YOUR OBJECTIVE. Search the material for the word "JSON" and copy each line that holds it.

TASK DATA.
☆ ☆ ☆

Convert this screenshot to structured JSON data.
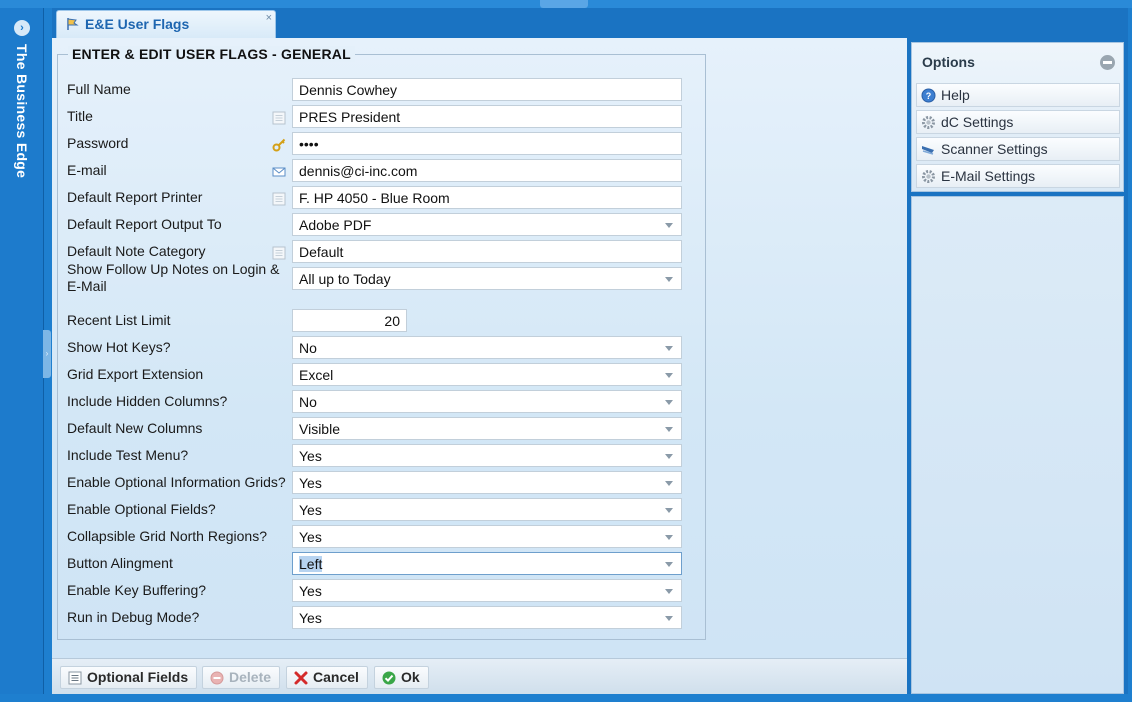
{
  "rail": {
    "title": "The Business Edge"
  },
  "tab": {
    "title": "E&E User Flags",
    "close": "×"
  },
  "form": {
    "legend": "ENTER & EDIT USER FLAGS - GENERAL",
    "fields": [
      {
        "label": "Full Name",
        "value": "Dennis Cowhey",
        "type": "text",
        "icon": ""
      },
      {
        "label": "Title",
        "value": "PRES  President",
        "type": "text",
        "icon": "list-icon"
      },
      {
        "label": "Password",
        "value": "••••",
        "type": "password",
        "icon": "key-icon"
      },
      {
        "label": "E-mail",
        "value": "dennis@ci-inc.com",
        "type": "text",
        "icon": "envelope-icon"
      },
      {
        "label": "Default Report Printer",
        "value": "F. HP 4050 - Blue Room",
        "type": "text",
        "icon": "list-icon"
      },
      {
        "label": "Default Report Output To",
        "value": "Adobe PDF",
        "type": "select",
        "icon": ""
      },
      {
        "label": "Default Note Category",
        "value": "Default",
        "type": "text",
        "icon": "list-icon"
      },
      {
        "label": "Show Follow Up Notes on Login & E-Mail",
        "value": "All up to Today",
        "type": "select",
        "icon": ""
      },
      {
        "label": "Recent List Limit",
        "value": "20",
        "type": "number",
        "icon": ""
      },
      {
        "label": "Show Hot Keys?",
        "value": "No",
        "type": "select",
        "icon": ""
      },
      {
        "label": "Grid Export Extension",
        "value": "Excel",
        "type": "select",
        "icon": ""
      },
      {
        "label": "Include Hidden Columns?",
        "value": "No",
        "type": "select",
        "icon": ""
      },
      {
        "label": "Default New Columns",
        "value": "Visible",
        "type": "select",
        "icon": ""
      },
      {
        "label": "Include Test Menu?",
        "value": "Yes",
        "type": "select",
        "icon": ""
      },
      {
        "label": "Enable Optional Information Grids?",
        "value": "Yes",
        "type": "select",
        "icon": ""
      },
      {
        "label": "Enable Optional Fields?",
        "value": "Yes",
        "type": "select",
        "icon": ""
      },
      {
        "label": "Collapsible Grid North Regions?",
        "value": "Yes",
        "type": "select",
        "icon": ""
      },
      {
        "label": "Button Alingment",
        "value": "Left",
        "type": "select",
        "icon": "",
        "focused": true
      },
      {
        "label": "Enable Key Buffering?",
        "value": "Yes",
        "type": "select",
        "icon": ""
      },
      {
        "label": "Run in Debug Mode?",
        "value": "Yes",
        "type": "select",
        "icon": ""
      }
    ]
  },
  "footer": {
    "optional_fields": "Optional Fields",
    "delete": "Delete",
    "cancel": "Cancel",
    "ok": "Ok"
  },
  "options": {
    "title": "Options",
    "items": [
      {
        "label": "Help",
        "icon": "help-icon"
      },
      {
        "label": "dC Settings",
        "icon": "gear-icon"
      },
      {
        "label": "Scanner Settings",
        "icon": "scanner-icon"
      },
      {
        "label": "E-Mail Settings",
        "icon": "gear-icon"
      }
    ]
  }
}
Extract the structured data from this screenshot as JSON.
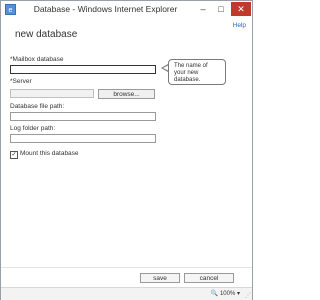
{
  "window": {
    "title": "Database - Windows Internet Explorer",
    "controls": {
      "minimize": "–",
      "maximize": "□",
      "close": "✕"
    }
  },
  "header": {
    "help": "Help",
    "title": "new database"
  },
  "form": {
    "mailbox_label": "*Mailbox database",
    "mailbox_value": "",
    "server_label": "*Server",
    "server_value": "",
    "browse_label": "browse...",
    "db_path_label": "Database file path:",
    "db_path_value": "",
    "log_path_label": "Log folder path:",
    "log_path_value": "",
    "mount_label": "Mount this database",
    "mount_checked": true
  },
  "tooltip": {
    "text": "The name of your new database."
  },
  "footer": {
    "save": "save",
    "cancel": "cancel"
  },
  "status": {
    "zoom": "🔍 100%  ▾"
  },
  "icons": {
    "checkbox": "checkmark-icon",
    "app": "ie-app-icon"
  },
  "colors": {
    "close_button": "#c0392b",
    "link": "#1b6ac9"
  }
}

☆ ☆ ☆

OUTPUT FOR THIS TASK.
Convert this screenshot to structured JSON data.
Extract the structured data from this screenshot as JSON.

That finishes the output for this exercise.